» Task prompt
Without the pictures, repeat all of the data exactly as it appears below.

» Data records
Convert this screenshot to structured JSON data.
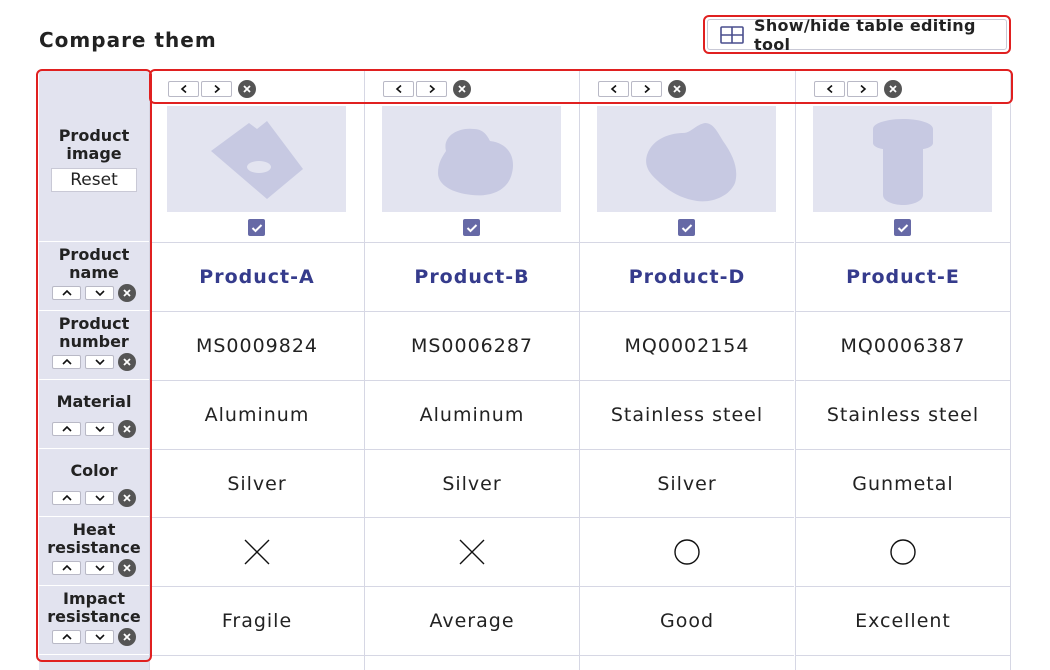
{
  "page": {
    "title": "Compare them"
  },
  "toolbar": {
    "toggle_label": "Show/hide table editing tool",
    "toggle_icon": "table-icon"
  },
  "row_headers": [
    {
      "label": "Product image",
      "reset_label": "Reset"
    },
    {
      "label": "Product name"
    },
    {
      "label": "Product number"
    },
    {
      "label": "Material"
    },
    {
      "label": "Color"
    },
    {
      "label": "Heat resistance"
    },
    {
      "label": "Impact resistance"
    }
  ],
  "products": [
    {
      "name": "Product-A",
      "number": "MS0009824",
      "material": "Aluminum",
      "color": "Silver",
      "heat_resistance": "cross",
      "impact_resistance": "Fragile",
      "image_icon": "square-plate-icon",
      "checked": true
    },
    {
      "name": "Product-B",
      "number": "MS0006287",
      "material": "Aluminum",
      "color": "Silver",
      "heat_resistance": "cross",
      "impact_resistance": "Average",
      "image_icon": "round-block-icon",
      "checked": true
    },
    {
      "name": "Product-D",
      "number": "MQ0002154",
      "material": "Stainless steel",
      "color": "Silver",
      "heat_resistance": "circle",
      "impact_resistance": "Good",
      "image_icon": "curved-plate-icon",
      "checked": true
    },
    {
      "name": "Product-E",
      "number": "MQ0006387",
      "material": "Stainless steel",
      "color": "Gunmetal",
      "heat_resistance": "circle",
      "impact_resistance": "Excellent",
      "image_icon": "t-shaped-pin-icon",
      "checked": true
    }
  ],
  "colors": {
    "accent": "#353b8c",
    "highlight": "#e02020",
    "header_bg": "#e2e3ef",
    "image_bg": "#e3e4f0",
    "shape": "#c7c9e2",
    "checkbox": "#6669a6"
  }
}
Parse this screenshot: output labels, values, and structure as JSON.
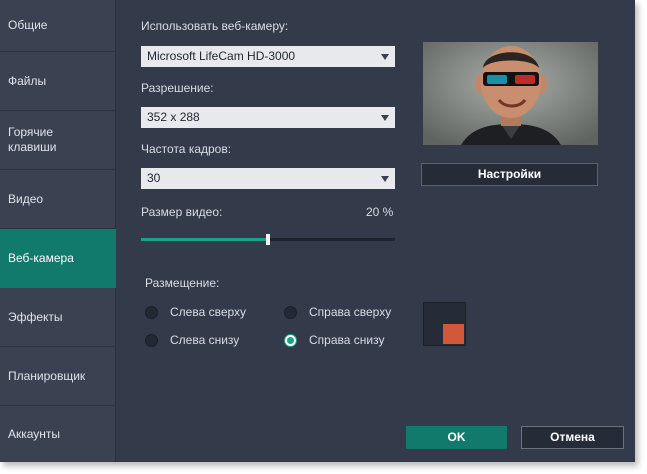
{
  "sidebar": {
    "items": [
      {
        "label": "Общие",
        "active": false
      },
      {
        "label": "Файлы",
        "active": false
      },
      {
        "label": "Горячие\nклавиши",
        "active": false
      },
      {
        "label": "Видео",
        "active": false
      },
      {
        "label": "Веб-камера",
        "active": true
      },
      {
        "label": "Эффекты",
        "active": false
      },
      {
        "label": "Планировщик",
        "active": false
      },
      {
        "label": "Аккаунты",
        "active": false
      }
    ]
  },
  "webcam": {
    "use_label": "Использовать веб-камеру:",
    "device_value": "Microsoft LifeCam HD-3000",
    "resolution_label": "Разрешение:",
    "resolution_value": "352 x 288",
    "framerate_label": "Частота кадров:",
    "framerate_value": "30",
    "size_label": "Размер видео:",
    "size_value_text": "20 %",
    "size_slider_fraction": 0.5,
    "settings_button": "Настройки"
  },
  "placement": {
    "label": "Размещение:",
    "options": [
      {
        "label": "Слева сверху",
        "checked": false
      },
      {
        "label": "Справа сверху",
        "checked": false
      },
      {
        "label": "Слева снизу",
        "checked": false
      },
      {
        "label": "Справа снизу",
        "checked": true
      }
    ]
  },
  "footer": {
    "ok_label": "OK",
    "cancel_label": "Отмена"
  },
  "colors": {
    "accent": "#117a6c",
    "slider_fill": "#1ba08c",
    "preview_marker": "#d2583b",
    "panel_bg": "#333b4a",
    "sidebar_bg": "#3a4252"
  }
}
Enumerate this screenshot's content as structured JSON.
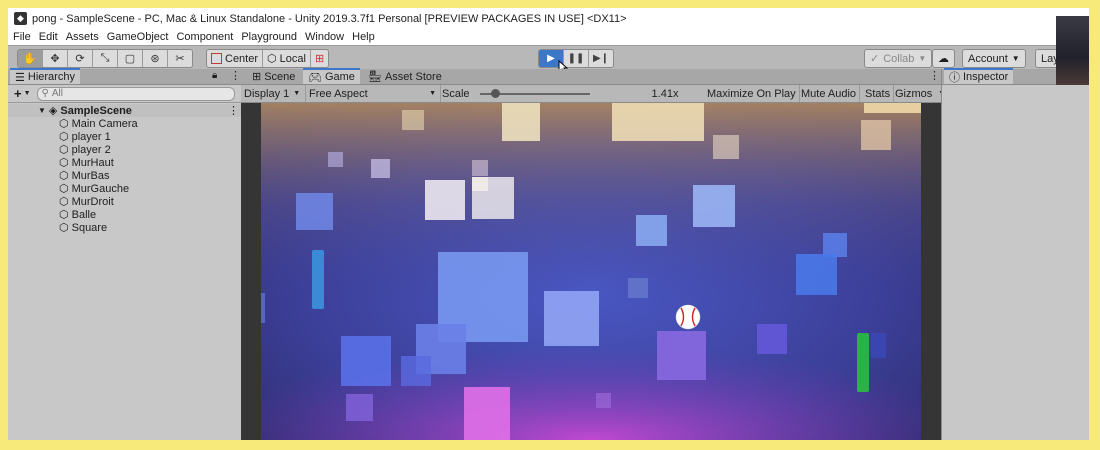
{
  "window": {
    "title": "pong - SampleScene - PC, Mac & Linux Standalone - Unity 2019.3.7f1 Personal [PREVIEW PACKAGES IN USE] <DX11>"
  },
  "menu": [
    "File",
    "Edit",
    "Assets",
    "GameObject",
    "Component",
    "Playground",
    "Window",
    "Help"
  ],
  "toolbar": {
    "pivot_label": "Center",
    "rotation_label": "Local",
    "collab_label": "Collab",
    "account_label": "Account",
    "layout_label": "Lay"
  },
  "tabs": {
    "hierarchy": "Hierarchy",
    "scene": "Scene",
    "game": "Game",
    "asset_store": "Asset Store",
    "inspector": "Inspector"
  },
  "hierarchy": {
    "search_placeholder": "All",
    "scene_name": "SampleScene",
    "items": [
      "Main Camera",
      "player 1",
      "player 2",
      "MurHaut",
      "MurBas",
      "MurGauche",
      "MurDroit",
      "Balle",
      "Square"
    ]
  },
  "game_toolbar": {
    "display": "Display 1",
    "aspect": "Free Aspect",
    "scale_label": "Scale",
    "scale_value": "1.41x",
    "scale_level": 0.1,
    "maximize": "Maximize On Play",
    "mute": "Mute Audio",
    "stats": "Stats",
    "gizmos": "Gizmos"
  },
  "game_view": {
    "play_state": "playing",
    "paddle_left_color": "#3a8ad6",
    "paddle_right_color": "#2bb04a",
    "ball_icon": "baseball-icon"
  },
  "colors": {
    "accent": "#3c78c8",
    "frame_border": "#f7ea7a"
  }
}
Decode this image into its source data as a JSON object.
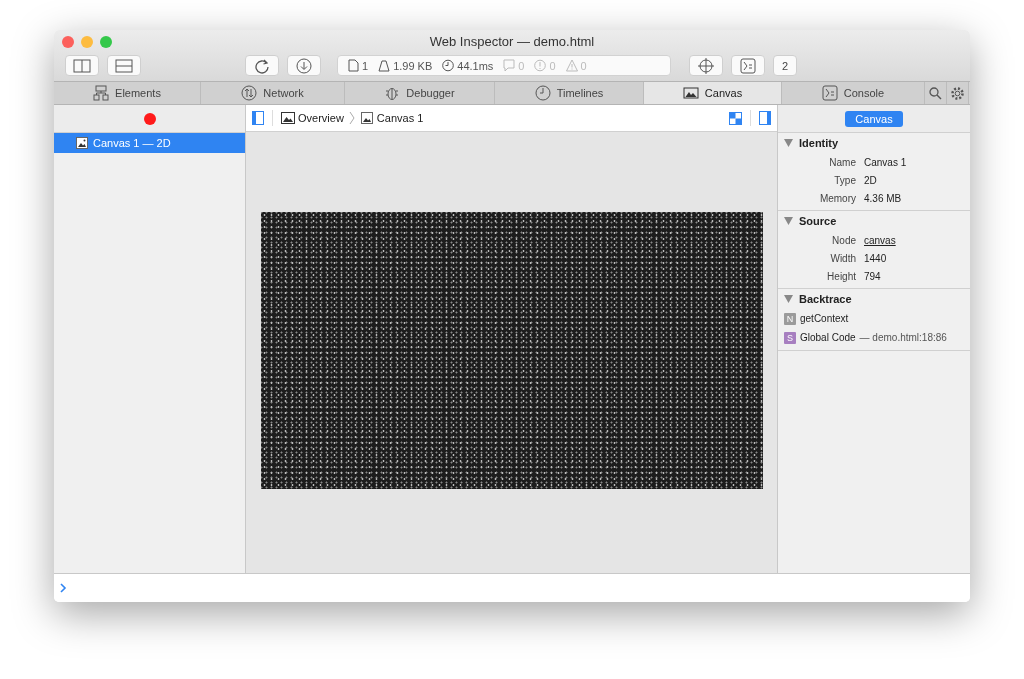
{
  "window": {
    "title": "Web Inspector — demo.html"
  },
  "toolbar": {
    "activity": [
      {
        "kind": "resources",
        "text": "1",
        "disabled": false
      },
      {
        "kind": "size",
        "text": "1.99 KB",
        "disabled": false
      },
      {
        "kind": "time",
        "text": "44.1ms",
        "disabled": false
      },
      {
        "kind": "messages",
        "text": "0",
        "disabled": true
      },
      {
        "kind": "errors",
        "text": "0",
        "disabled": true
      },
      {
        "kind": "warnings",
        "text": "0",
        "disabled": true
      }
    ],
    "count": "2"
  },
  "tabs": [
    {
      "kind": "elements",
      "label": "Elements",
      "selected": false
    },
    {
      "kind": "network",
      "label": "Network",
      "selected": false
    },
    {
      "kind": "debugger",
      "label": "Debugger",
      "selected": false
    },
    {
      "kind": "timelines",
      "label": "Timelines",
      "selected": false
    },
    {
      "kind": "canvas",
      "label": "Canvas",
      "selected": true
    },
    {
      "kind": "console",
      "label": "Console",
      "selected": false
    }
  ],
  "sidebar": {
    "recording": true,
    "items": [
      {
        "label": "Canvas 1 — 2D",
        "selected": true
      }
    ]
  },
  "breadcrumb": [
    "Overview",
    "Canvas 1"
  ],
  "details": {
    "button": "Canvas",
    "sections": [
      {
        "title": "Identity",
        "expanded": true,
        "rows": [
          {
            "label": "Name",
            "value": "Canvas 1",
            "kind": "text"
          },
          {
            "label": "Type",
            "value": "2D",
            "kind": "text"
          },
          {
            "label": "Memory",
            "value": "4.36 MB",
            "kind": "text"
          }
        ]
      },
      {
        "title": "Source",
        "expanded": true,
        "rows": [
          {
            "label": "Node",
            "value": "canvas",
            "kind": "link"
          },
          {
            "label": "Width",
            "value": "1440",
            "kind": "text"
          },
          {
            "label": "Height",
            "value": "794",
            "kind": "text"
          }
        ]
      }
    ],
    "backtrace": {
      "title": "Backtrace",
      "expanded": true,
      "frames": [
        {
          "badge": "N",
          "name": "getContext",
          "color": "#9b9b9b"
        },
        {
          "badge": "S",
          "name": "Global Code",
          "location": "— demo.html:18:86",
          "color": "#a77fc0"
        }
      ]
    }
  }
}
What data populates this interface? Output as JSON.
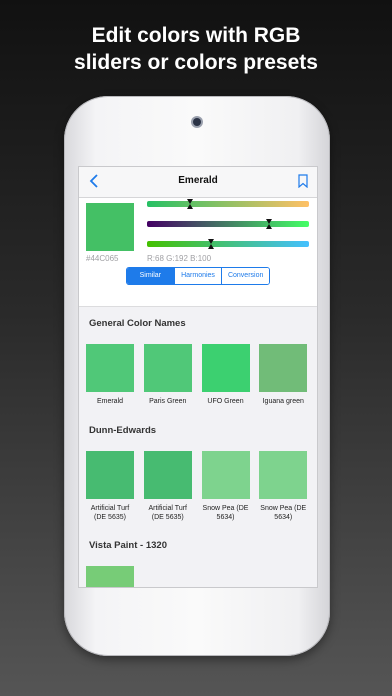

» Your solution
Convert this screenshot to structured JSON data.
{
  "page": {
    "title": "Compare them"
  },
  "toolbar": {
    "toggle_label": "Show/hide table editing tool",
    "toggle_icon": "table-icon"
  },
  "row_headers": [
    {
      "label": "Product image",
      "reset_label": "Reset"
    },
    {
      "label": "Product name"
    },
    {
      "label": "Product number"
    },
    {
      "label": "Material"
    },
    {
      "label": "Color"
    },
    {
      "label": "Heat resistance"
    },
    {
      "label": "Impact resistance"
    }
  ],
  "products": [
    {
      "name": "Product-A",
      "number": "MS0009824",
      "material": "Aluminum",
      "color": "Silver",
      "heat_resistance": "cross",
      "impact_resistance": "Fragile",
      "image_icon": "square-plate-icon",
      "checked": true
    },
    {
      "name": "Product-B",
      "number": "MS0006287",
      "material": "Aluminum",
      "color": "Silver",
      "heat_resistance": "cross",
      "impact_resistance": "Average",
      "image_icon": "round-block-icon",
      "checked": true
    },
    {
      "name": "Product-D",
      "number": "MQ0002154",
      "material": "Stainless steel",
      "color": "Silver",
      "heat_resistance": "circle",
      "impact_resistance": "Good",
      "image_icon": "curved-plate-icon",
      "checked": true
    },
    {
      "name": "Product-E",
      "number": "MQ0006387",
      "material": "Stainless steel",
      "color": "Gunmetal",
      "heat_resistance": "circle",
      "impact_resistance": "Excellent",
      "image_icon": "t-shaped-pin-icon",
      "checked": true
    }
  ],
  "colors": {
    "accent": "#353b8c",
    "highlight": "#e02020",
    "header_bg": "#e2e3ef",
    "image_bg": "#e3e4f0",
    "shape": "#c7c9e2",
    "checkbox": "#6669a6"
  }
}
Parse this screenshot: output labels, values, and structure as JSON.
{
  "sidebar": {
    "items": [
      {
        "label": "Общие",
        "active": false
      },
      {
        "label": "Файлы",
        "active": false
      },
      {
        "label": "Горячие\nклавиши",
        "active": false
      },
      {
        "label": "Видео",
        "active": false
      },
      {
        "label": "Веб-камера",
        "active": true
      },
      {
        "label": "Эффекты",
        "active": false
      },
      {
        "label": "Планировщик",
        "active": false
      },
      {
        "label": "Аккаунты",
        "active": false
      }
    ]
  },
  "webcam": {
    "use_label": "Использовать веб-камеру:",
    "device_value": "Microsoft LifeCam HD-3000",
    "resolution_label": "Разрешение:",
    "resolution_value": "352 x 288",
    "framerate_label": "Частота кадров:",
    "framerate_value": "30",
    "size_label": "Размер видео:",
    "size_value_text": "20 %",
    "size_slider_fraction": 0.5,
    "settings_button": "Настройки"
  },
  "placement": {
    "label": "Размещение:",
    "options": [
      {
        "label": "Слева сверху",
        "checked": false
      },
      {
        "label": "Справа сверху",
        "checked": false
      },
      {
        "label": "Слева снизу",
        "checked": false
      },
      {
        "label": "Справа снизу",
        "checked": true
      }
    ]
  },
  "footer": {
    "ok_label": "OK",
    "cancel_label": "Отмена"
  },
  "colors": {
    "accent": "#117a6c",
    "slider_fill": "#1ba08c",
    "preview_marker": "#d2583b",
    "panel_bg": "#333b4a",
    "sidebar_bg": "#3a4252"
  }
}
Enumerate this screenshot's content as structured JSON.
{
  "window": {
    "title": "pong - SampleScene - PC, Mac & Linux Standalone - Unity 2019.3.7f1 Personal [PREVIEW PACKAGES IN USE] <DX11>"
  },
  "menu": [
    "File",
    "Edit",
    "Assets",
    "GameObject",
    "Component",
    "Playground",
    "Window",
    "Help"
  ],
  "toolbar": {
    "pivot_label": "Center",
    "rotation_label": "Local",
    "collab_label": "Collab",
    "account_label": "Account",
    "layout_label": "Lay"
  },
  "tabs": {
    "hierarchy": "Hierarchy",
    "scene": "Scene",
    "game": "Game",
    "asset_store": "Asset Store",
    "inspector": "Inspector"
  },
  "hierarchy": {
    "search_placeholder": "All",
    "scene_name": "SampleScene",
    "items": [
      "Main Camera",
      "player 1",
      "player 2",
      "MurHaut",
      "MurBas",
      "MurGauche",
      "MurDroit",
      "Balle",
      "Square"
    ]
  },
  "game_toolbar": {
    "display": "Display 1",
    "aspect": "Free Aspect",
    "scale_label": "Scale",
    "scale_value": "1.41x",
    "scale_level": 0.1,
    "maximize": "Maximize On Play",
    "mute": "Mute Audio",
    "stats": "Stats",
    "gizmos": "Gizmos"
  },
  "game_view": {
    "play_state": "playing",
    "paddle_left_color": "#3a8ad6",
    "paddle_right_color": "#2bb04a",
    "ball_icon": "baseball-icon"
  },
  "colors": {
    "accent": "#3c78c8",
    "frame_border": "#f7ea7a"
  }
}
Decode this image into its source data as a JSON object.
{
  "window": {
    "title": "Web Inspector — demo.html"
  },
  "toolbar": {
    "activity": [
      {
        "kind": "resources",
        "text": "1",
        "disabled": false
      },
      {
        "kind": "size",
        "text": "1.99 KB",
        "disabled": false
      },
      {
        "kind": "time",
        "text": "44.1ms",
        "disabled": false
      },
      {
        "kind": "messages",
        "text": "0",
        "disabled": true
      },
      {
        "kind": "errors",
        "text": "0",
        "disabled": true
      },
      {
        "kind": "warnings",
        "text": "0",
        "disabled": true
      }
    ],
    "count": "2"
  },
  "tabs": [
    {
      "kind": "elements",
      "label": "Elements",
      "selected": false
    },
    {
      "kind": "network",
      "label": "Network",
      "selected": false
    },
    {
      "kind": "debugger",
      "label": "Debugger",
      "selected": false
    },
    {
      "kind": "timelines",
      "label": "Timelines",
      "selected": false
    },
    {
      "kind": "canvas",
      "label": "Canvas",
      "selected": true
    },
    {
      "kind": "console",
      "label": "Console",
      "selected": false
    }
  ],
  "sidebar": {
    "recording": true,
    "items": [
      {
        "label": "Canvas 1 — 2D",
        "selected": true
      }
    ]
  },
  "breadcrumb": [
    "Overview",
    "Canvas 1"
  ],
  "details": {
    "button": "Canvas",
    "sections": [
      {
        "title": "Identity",
        "expanded": true,
        "rows": [
          {
            "label": "Name",
            "value": "Canvas 1",
            "kind": "text"
          },
          {
            "label": "Type",
            "value": "2D",
            "kind": "text"
          },
          {
            "label": "Memory",
            "value": "4.36 MB",
            "kind": "text"
          }
        ]
      },
      {
        "title": "Source",
        "expanded": true,
        "rows": [
          {
            "label": "Node",
            "value": "canvas",
            "kind": "link"
          },
          {
            "label": "Width",
            "value": "1440",
            "kind": "text"
          },
          {
            "label": "Height",
            "value": "794",
            "kind": "text"
          }
        ]
      }
    ],
    "backtrace": {
      "title": "Backtrace",
      "expanded": true,
      "frames": [
        {
          "badge": "N",
          "name": "getContext",
          "color": "#9b9b9b"
        },
        {
          "badge": "S",
          "name": "Global Code",
          "location": "— demo.html:18:86",
          "color": "#a77fc0"
        }
      ]
    }
  }
}
What data populates this interface? Output as JSON.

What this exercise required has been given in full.